The original SWANs project was funded by the Australian Research Council, and conducted as a collaborative endeavour between the Assessment Research Centre, Melbourne Graduate School of Education, the Victorian Department of Education and Training (DET), and the Centre for Advanced Assessment and Therapy Services. That research recognised the diversity of learners in Australian schools and classrooms, and set out to answer the following question:
What do schools and teachers need to know and be able to do to support every student's right to learn?
The work drew on the Salamanca Statement (PDF 203KB) and Framework for Action's (UNESCO, 1994) 'recognition of the need to work towards "schools for all" – institutions which include everybody, celebrate differences, support learning, and respond to individual needs' (p. iii).
Australian teachers work in classrooms in which students can typically be learning across at least four or five age-equivalent levels of skill and understanding (Howes, 2012), regardless of whether or not a student with a formally diagnosed disability is included in the class group.
To meet the requirements of the Disability Standards for Education (DSE) (2005), schools and teachers must ensure that all students can participate in education without experiencing discrimination. The expectation is that students with disabilities are provided with educational opportunities and choices on the same basis as students without disabilities.
To explain what is meant by offering opportunities and choices on the same basis for all students, the DSE (2005) states in Section 2.2.3 that:
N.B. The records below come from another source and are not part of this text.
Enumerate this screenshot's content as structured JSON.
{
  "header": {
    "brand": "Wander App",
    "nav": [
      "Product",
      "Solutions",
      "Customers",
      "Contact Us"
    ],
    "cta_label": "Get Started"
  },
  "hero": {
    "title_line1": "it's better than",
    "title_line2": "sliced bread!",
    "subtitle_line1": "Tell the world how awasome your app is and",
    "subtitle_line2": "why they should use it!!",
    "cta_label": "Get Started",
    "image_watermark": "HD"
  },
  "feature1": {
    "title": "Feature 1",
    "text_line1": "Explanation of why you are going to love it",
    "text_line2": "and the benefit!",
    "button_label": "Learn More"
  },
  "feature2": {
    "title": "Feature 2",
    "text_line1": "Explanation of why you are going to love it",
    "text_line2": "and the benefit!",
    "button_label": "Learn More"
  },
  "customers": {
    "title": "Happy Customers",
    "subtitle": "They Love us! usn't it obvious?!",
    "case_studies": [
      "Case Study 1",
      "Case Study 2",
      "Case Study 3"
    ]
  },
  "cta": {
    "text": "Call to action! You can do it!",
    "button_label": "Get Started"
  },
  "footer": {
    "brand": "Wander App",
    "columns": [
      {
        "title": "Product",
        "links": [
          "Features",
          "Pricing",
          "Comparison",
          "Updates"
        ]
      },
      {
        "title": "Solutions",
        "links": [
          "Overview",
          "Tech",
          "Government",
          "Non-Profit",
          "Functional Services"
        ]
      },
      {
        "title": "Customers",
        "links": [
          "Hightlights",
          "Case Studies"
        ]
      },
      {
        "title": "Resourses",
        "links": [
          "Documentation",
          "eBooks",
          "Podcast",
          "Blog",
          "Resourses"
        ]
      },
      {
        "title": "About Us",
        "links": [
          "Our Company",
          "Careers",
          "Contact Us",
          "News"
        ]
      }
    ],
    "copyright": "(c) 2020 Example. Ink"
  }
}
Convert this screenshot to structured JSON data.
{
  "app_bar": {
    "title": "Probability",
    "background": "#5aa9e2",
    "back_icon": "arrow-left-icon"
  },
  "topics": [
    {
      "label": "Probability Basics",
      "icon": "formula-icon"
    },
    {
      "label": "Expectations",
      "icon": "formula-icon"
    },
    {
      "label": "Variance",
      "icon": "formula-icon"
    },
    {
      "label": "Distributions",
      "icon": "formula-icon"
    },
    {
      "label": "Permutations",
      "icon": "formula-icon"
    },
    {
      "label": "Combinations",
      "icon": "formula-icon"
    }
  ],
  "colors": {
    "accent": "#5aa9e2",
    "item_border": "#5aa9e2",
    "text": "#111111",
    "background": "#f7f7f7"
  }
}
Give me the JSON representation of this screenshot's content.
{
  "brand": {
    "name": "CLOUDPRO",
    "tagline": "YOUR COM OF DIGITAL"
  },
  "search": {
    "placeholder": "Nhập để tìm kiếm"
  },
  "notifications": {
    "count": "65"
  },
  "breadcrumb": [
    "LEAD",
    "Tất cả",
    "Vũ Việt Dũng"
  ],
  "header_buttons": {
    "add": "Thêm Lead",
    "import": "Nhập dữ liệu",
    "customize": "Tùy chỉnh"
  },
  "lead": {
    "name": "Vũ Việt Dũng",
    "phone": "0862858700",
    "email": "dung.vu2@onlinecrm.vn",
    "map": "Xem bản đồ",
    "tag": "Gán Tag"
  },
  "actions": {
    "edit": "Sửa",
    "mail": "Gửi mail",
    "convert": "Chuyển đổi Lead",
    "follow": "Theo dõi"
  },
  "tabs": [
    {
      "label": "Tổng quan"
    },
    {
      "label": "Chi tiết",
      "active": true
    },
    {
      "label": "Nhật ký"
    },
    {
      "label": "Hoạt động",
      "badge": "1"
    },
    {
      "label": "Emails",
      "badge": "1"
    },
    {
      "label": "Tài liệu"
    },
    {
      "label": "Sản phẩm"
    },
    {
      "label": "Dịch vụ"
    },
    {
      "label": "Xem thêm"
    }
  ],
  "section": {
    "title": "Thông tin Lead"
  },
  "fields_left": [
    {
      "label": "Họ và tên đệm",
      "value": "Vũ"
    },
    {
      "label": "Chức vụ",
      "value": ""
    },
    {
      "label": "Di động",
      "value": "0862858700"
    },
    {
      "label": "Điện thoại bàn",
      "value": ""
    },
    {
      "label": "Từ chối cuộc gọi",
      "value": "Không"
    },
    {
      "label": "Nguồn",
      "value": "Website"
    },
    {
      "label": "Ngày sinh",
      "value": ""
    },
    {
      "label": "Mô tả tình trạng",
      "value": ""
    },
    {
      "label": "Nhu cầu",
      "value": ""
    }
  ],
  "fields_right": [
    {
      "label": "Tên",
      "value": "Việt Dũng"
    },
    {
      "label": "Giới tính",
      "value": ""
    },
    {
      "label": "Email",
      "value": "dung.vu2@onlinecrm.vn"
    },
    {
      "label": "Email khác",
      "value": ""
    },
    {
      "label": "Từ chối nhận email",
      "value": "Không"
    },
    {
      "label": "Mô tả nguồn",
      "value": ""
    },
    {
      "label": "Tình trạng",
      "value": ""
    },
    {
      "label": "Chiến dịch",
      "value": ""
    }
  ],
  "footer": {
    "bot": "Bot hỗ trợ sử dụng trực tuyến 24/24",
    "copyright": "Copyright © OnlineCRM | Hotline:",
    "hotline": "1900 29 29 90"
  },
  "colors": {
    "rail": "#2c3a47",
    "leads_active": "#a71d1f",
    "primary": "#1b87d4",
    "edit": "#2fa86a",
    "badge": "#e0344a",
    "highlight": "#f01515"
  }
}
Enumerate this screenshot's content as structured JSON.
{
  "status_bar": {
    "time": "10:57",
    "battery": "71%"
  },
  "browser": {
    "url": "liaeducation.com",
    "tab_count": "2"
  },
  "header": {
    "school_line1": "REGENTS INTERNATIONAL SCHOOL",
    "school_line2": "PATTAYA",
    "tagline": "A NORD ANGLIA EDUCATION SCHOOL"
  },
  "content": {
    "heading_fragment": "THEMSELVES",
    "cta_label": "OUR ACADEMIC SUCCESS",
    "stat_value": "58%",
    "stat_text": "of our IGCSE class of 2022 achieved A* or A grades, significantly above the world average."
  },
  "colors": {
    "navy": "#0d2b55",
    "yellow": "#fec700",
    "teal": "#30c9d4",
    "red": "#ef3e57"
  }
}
A person with a disability is able to participate in courses or programs provided by an educational institution, and use the facilities and services provided by it, on the same basis as a student without a disability if the person has opportunities and choices in the courses or programs and in the use of the facilities and services that are comparable with those offered to other students without disabilities.
Note 2 to this Section explains that:
In some cases, students with disabilities will not be able to participate on the same basis as other students if all students are treated in the same way, or if all students with disabilities are treated in the same way.
This supports a flexible, differentiated, and personalised approach to provision of learning experiences and choices, an approach which has formed the basis of the SWANs research. In other words, all students have a right to participate in educational experiences without experiencing discrimination. But to ensure this, teachers must know how to adapt and adjust learning experiences, opportunities, and choices to meet the needs of individual learners. To do this, they must have ready access to high-quality, research-based materials to support them in their professional practice.